The list clearly displays a stratification of upmarket and budget supermarkets. The so-called big four supermarkets: Tesco, Morrisons, Asda, and Sainsbury’s which sit in the middle of the divide all landed in the bottom four.
Online shopping results
During the same surveys, Which also looked into the best providers for online shopping. These included most of the same companies as on the brick-and-mortar store list.
However, there were also a few newer players. These included Amazon Fresh and Ocado.
Once again, the top spots showed a stratification between budget and upmarket supermarkets. No where was this clearer than in the top spot, shared by Iceland and Ocado.
The newest player in the list is Amazon Fresh which received four stars in every category it was rated in. However, according to anecdotal evidence presented by Which, customers found the delivery drivers’ punctuality lacking.
Meanwhile, at the bottom of the list is Asda, a place it has been stuck for the past decade. Which suggest the problem is poor quality products, and unacceptable substitutions for out-of-stock products.
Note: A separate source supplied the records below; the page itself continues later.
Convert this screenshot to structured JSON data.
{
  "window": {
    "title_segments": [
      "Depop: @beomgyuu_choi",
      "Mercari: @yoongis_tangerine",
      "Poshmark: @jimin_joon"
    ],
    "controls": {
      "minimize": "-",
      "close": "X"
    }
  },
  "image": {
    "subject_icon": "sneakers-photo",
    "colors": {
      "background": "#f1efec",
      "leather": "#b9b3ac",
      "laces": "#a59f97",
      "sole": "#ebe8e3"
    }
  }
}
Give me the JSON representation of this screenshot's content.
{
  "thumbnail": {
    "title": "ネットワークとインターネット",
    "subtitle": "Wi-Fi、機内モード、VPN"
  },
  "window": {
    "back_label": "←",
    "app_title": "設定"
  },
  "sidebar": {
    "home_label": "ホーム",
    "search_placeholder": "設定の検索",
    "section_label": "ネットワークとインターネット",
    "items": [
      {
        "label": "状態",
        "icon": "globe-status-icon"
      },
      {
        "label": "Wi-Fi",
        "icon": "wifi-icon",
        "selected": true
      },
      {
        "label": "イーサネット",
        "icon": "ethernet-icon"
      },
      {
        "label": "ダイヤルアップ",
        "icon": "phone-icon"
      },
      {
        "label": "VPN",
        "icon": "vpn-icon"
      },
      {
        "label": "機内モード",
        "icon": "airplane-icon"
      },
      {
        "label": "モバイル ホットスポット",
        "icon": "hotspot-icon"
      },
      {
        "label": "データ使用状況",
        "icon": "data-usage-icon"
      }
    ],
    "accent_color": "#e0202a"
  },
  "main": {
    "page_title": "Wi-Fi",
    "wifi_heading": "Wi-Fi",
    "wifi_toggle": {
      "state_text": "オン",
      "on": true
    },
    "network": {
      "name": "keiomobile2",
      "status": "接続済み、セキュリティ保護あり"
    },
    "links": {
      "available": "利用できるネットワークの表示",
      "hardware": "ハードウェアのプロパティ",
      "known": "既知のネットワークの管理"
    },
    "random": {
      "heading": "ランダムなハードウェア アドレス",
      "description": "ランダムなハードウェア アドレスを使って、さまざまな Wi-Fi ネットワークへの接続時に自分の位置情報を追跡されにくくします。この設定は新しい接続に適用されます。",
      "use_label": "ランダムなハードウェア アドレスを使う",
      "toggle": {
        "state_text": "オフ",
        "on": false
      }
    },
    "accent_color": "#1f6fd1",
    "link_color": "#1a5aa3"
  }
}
Overall, it looks like the discounters are riding high in both lists. Probably good news, considering the recent rumours that Tesco plan to launch a discount brand to rival Aldi, Lidl, and Iceland.